▶ _AIM OF THE EXERCISE_
Look through the material below and give the number of lines where the string "fraction" appears, without any other words.

▶ _EXERCISE INPUTS_
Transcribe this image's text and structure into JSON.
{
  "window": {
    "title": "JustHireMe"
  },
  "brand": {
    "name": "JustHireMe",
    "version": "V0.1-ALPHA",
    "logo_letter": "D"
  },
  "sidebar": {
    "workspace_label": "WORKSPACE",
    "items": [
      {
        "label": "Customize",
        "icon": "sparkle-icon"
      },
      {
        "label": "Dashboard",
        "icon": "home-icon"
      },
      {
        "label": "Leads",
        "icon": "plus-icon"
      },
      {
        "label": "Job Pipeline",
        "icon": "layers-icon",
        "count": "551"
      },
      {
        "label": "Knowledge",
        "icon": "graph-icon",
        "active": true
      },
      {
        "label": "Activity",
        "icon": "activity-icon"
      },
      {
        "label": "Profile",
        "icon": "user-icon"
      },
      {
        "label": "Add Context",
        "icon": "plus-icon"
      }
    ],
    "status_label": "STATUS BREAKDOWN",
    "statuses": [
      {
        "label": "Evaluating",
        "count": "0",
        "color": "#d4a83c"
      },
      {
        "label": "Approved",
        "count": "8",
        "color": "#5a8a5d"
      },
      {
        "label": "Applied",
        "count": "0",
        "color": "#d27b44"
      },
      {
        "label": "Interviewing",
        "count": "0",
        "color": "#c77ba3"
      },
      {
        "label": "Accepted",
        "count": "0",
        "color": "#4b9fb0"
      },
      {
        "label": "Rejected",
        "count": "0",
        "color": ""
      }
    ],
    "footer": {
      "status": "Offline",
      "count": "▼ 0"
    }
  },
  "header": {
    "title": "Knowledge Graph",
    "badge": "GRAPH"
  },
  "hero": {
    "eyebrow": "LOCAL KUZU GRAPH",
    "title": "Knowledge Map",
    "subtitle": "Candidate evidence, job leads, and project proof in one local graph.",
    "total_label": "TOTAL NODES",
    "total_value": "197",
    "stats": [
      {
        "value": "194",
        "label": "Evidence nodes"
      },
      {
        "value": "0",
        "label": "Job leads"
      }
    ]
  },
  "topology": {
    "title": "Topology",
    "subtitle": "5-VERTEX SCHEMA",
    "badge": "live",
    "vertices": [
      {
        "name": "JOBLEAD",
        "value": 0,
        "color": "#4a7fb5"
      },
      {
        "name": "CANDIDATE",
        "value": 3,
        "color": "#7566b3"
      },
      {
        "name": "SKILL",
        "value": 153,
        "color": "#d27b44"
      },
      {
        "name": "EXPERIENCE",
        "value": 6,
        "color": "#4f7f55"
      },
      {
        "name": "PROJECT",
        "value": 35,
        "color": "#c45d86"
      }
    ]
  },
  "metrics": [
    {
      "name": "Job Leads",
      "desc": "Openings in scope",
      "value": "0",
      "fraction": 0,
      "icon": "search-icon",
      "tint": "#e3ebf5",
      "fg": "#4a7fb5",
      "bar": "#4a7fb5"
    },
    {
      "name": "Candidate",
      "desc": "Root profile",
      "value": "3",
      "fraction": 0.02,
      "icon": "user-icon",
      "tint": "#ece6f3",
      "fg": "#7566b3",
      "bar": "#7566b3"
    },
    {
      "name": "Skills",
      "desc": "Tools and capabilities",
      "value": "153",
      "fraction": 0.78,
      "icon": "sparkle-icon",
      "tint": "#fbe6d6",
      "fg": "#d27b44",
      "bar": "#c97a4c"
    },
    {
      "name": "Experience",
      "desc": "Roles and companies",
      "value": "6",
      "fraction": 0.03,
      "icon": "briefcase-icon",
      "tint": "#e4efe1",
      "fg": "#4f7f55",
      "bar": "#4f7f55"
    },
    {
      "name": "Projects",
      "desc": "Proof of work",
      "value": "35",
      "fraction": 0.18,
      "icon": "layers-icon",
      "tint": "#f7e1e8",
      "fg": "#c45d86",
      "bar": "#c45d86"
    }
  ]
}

▶ _TASK OUTPUT_
5